SUPPLIED MATERIAL:
━━━

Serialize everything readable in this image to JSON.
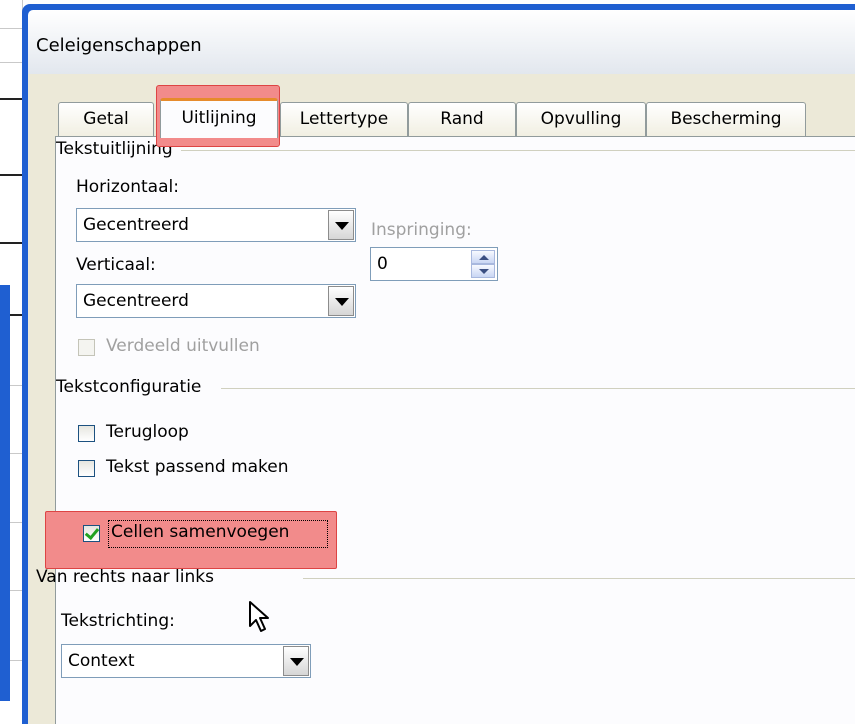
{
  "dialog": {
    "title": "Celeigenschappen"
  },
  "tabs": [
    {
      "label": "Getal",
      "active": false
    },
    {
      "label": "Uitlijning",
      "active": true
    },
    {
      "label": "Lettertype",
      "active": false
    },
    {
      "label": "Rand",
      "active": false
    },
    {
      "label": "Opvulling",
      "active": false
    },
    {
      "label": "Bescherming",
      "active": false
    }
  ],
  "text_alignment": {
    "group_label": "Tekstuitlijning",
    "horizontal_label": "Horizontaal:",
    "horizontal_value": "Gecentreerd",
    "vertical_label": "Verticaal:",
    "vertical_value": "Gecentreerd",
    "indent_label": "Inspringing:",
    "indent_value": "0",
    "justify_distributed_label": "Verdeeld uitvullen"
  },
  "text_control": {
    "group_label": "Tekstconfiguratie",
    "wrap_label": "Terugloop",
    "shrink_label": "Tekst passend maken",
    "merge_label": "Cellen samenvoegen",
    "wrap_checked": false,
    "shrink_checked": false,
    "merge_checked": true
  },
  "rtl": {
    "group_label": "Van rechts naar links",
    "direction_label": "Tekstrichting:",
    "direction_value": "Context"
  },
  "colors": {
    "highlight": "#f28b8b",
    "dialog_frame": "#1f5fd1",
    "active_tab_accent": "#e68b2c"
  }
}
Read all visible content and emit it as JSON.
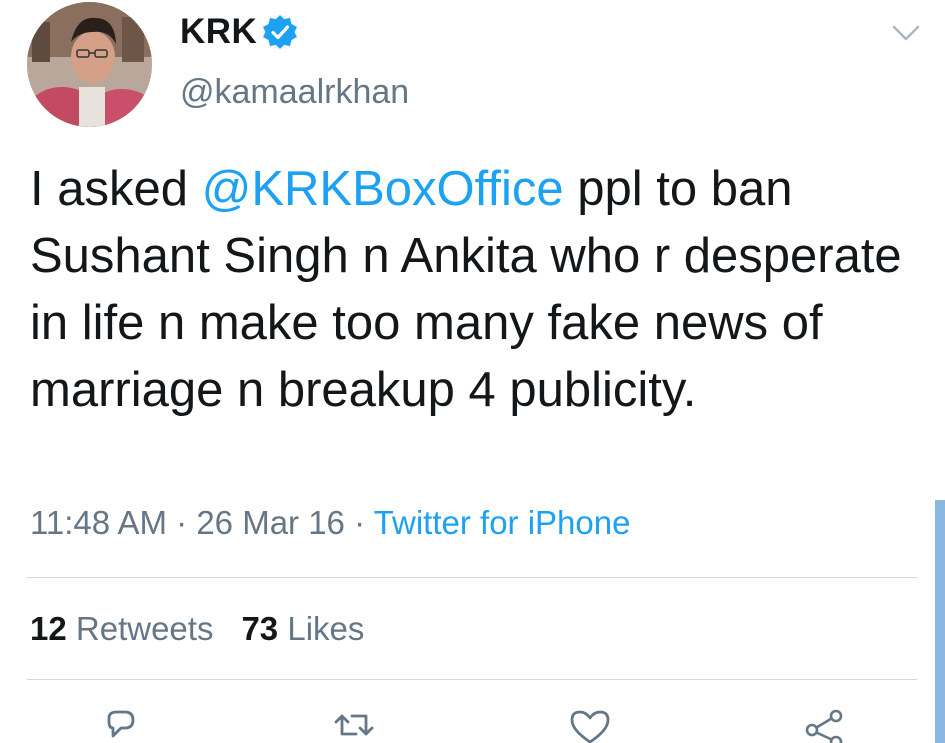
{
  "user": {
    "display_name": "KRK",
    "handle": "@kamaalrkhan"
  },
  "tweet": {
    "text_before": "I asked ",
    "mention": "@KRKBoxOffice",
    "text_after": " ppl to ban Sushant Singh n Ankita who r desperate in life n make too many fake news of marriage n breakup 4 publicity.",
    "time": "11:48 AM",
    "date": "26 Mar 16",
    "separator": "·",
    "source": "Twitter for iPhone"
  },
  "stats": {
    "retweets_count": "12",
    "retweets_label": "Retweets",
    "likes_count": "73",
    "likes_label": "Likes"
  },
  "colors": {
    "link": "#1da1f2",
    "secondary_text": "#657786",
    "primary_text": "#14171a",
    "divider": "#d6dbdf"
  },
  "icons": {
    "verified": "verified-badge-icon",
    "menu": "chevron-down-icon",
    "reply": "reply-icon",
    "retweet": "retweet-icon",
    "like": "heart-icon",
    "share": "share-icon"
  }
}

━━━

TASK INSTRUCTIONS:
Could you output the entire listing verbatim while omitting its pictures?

EXERCISE SOLUTION:
Serialize everything readable in this image to JSON.
{
  "dialog": {
    "title": "Celeigenschappen"
  },
  "tabs": [
    {
      "label": "Getal",
      "active": false
    },
    {
      "label": "Uitlijning",
      "active": true
    },
    {
      "label": "Lettertype",
      "active": false
    },
    {
      "label": "Rand",
      "active": false
    },
    {
      "label": "Opvulling",
      "active": false
    },
    {
      "label": "Bescherming",
      "active": false
    }
  ],
  "text_alignment": {
    "group_label": "Tekstuitlijning",
    "horizontal_label": "Horizontaal:",
    "horizontal_value": "Gecentreerd",
    "vertical_label": "Verticaal:",
    "vertical_value": "Gecentreerd",
    "indent_label": "Inspringing:",
    "indent_value": "0",
    "justify_distributed_label": "Verdeeld uitvullen"
  },
  "text_control": {
    "group_label": "Tekstconfiguratie",
    "wrap_label": "Terugloop",
    "shrink_label": "Tekst passend maken",
    "merge_label": "Cellen samenvoegen",
    "wrap_checked": false,
    "shrink_checked": false,
    "merge_checked": true
  },
  "rtl": {
    "group_label": "Van rechts naar links",
    "direction_label": "Tekstrichting:",
    "direction_value": "Context"
  },
  "colors": {
    "highlight": "#f28b8b",
    "dialog_frame": "#1f5fd1",
    "active_tab_accent": "#e68b2c"
  }
}
Read all visible content and emit it as JSON.
{
  "user": {
    "display_name": "KRK",
    "handle": "@kamaalrkhan"
  },
  "tweet": {
    "text_before": "I asked ",
    "mention": "@KRKBoxOffice",
    "text_after": " ppl to ban Sushant Singh n Ankita who r desperate in life n make too many fake news of marriage n breakup 4 publicity.",
    "time": "11:48 AM",
    "date": "26 Mar 16",
    "separator": "·",
    "source": "Twitter for iPhone"
  },
  "stats": {
    "retweets_count": "12",
    "retweets_label": "Retweets",
    "likes_count": "73",
    "likes_label": "Likes"
  },
  "colors": {
    "link": "#1da1f2",
    "secondary_text": "#657786",
    "primary_text": "#14171a",
    "divider": "#d6dbdf"
  },
  "icons": {
    "verified": "verified-badge-icon",
    "menu": "chevron-down-icon",
    "reply": "reply-icon",
    "retweet": "retweet-icon",
    "like": "heart-icon",
    "share": "share-icon"
  }
}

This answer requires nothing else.